A hospital chaplain provides spiritual support in the hospital environment to patients, hospital staff, and family members. In the case of hospitals affiliated with a specific religious denomination, such as Catholic hospitals, the chaplain usually represents the same denomination, while other hospitals can choose chaplains from a variety of backgrounds. Many hospitals stress that although their chaplains belong to specific religious groups, the spiritual services provided are interfaith, meaning that people of all religious faiths will be respected, and that additional religious officiants can be provided upon request.
Chaplains can be found working in a number of environments. They may be fully ordained, as in the case of priests, pastors, and rabbis, or they may simply have received some training. Chaplainacy is often associated specifically with Christianity, but members of other faiths can and do act as chaplains.
In the case of a hospital chaplain, the chaplain works a shift in the hospital, often walking the halls to connect with people who might need spiritual support. He or she provides assistance for members of the staff who may be struggling with religious issues, and religious counseling is also offered to patients and family members. This person may lead religious services in the hospital's chapel or in patient rooms, and services such as Communion may also be offered.

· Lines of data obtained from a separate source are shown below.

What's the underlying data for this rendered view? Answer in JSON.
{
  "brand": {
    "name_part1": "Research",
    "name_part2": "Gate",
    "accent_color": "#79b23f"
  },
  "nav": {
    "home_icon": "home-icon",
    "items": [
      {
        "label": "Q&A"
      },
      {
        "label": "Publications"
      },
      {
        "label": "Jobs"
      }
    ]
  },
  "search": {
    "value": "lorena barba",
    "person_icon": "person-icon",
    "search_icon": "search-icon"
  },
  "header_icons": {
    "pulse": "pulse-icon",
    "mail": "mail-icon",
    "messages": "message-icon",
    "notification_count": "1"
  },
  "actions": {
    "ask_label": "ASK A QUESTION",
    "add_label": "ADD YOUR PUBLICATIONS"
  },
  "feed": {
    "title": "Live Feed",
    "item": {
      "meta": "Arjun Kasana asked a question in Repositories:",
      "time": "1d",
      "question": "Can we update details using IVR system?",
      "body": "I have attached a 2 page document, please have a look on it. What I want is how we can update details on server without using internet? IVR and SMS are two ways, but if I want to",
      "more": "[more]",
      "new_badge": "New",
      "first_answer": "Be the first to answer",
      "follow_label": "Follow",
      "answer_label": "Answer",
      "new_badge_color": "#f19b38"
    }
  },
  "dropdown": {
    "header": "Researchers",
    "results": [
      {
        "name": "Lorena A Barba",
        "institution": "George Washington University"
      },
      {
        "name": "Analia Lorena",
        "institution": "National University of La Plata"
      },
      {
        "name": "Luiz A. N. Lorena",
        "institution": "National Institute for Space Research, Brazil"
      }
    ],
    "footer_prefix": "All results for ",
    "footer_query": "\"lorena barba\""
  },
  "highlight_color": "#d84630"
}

Chaplains may only attend patients by request, or they may visit all patients in the hospital. Their goal is to provide spiritual support and counseling to help people who may be experiencing spiritual distress, and to bring in other religious practitioners if they are needed. For example, a Baptist chaplain might bring in a rabbi for a Jewish patient, or a Catholic priest for a Catholic patient. Nondenominational counseling is also available. Chaplains may also sit with dying patients and their families to provide support, and they counsel family members dealing with situations varying from sudden death to ethical struggles over organ donation.
In many cases, a hospital chaplain is affiliated with a professional organization of chaplains. Membership usually implies a minimum standard of religious education that has often been paired with special training in health care issues. In other instances, the chaplain may simply be a member of the local clergy who is brought in to a hospital to provide spiritual support by request.
Patients usually have the right to refuse the chaplain's services and to determine the degree of support and intervention provided by him or her. Some, for example, may appreciate a chaplain who acts as a patient advocate, while others may prefer a more hands-off approach in which the chaplain provides religious support but not medical advice or assistance.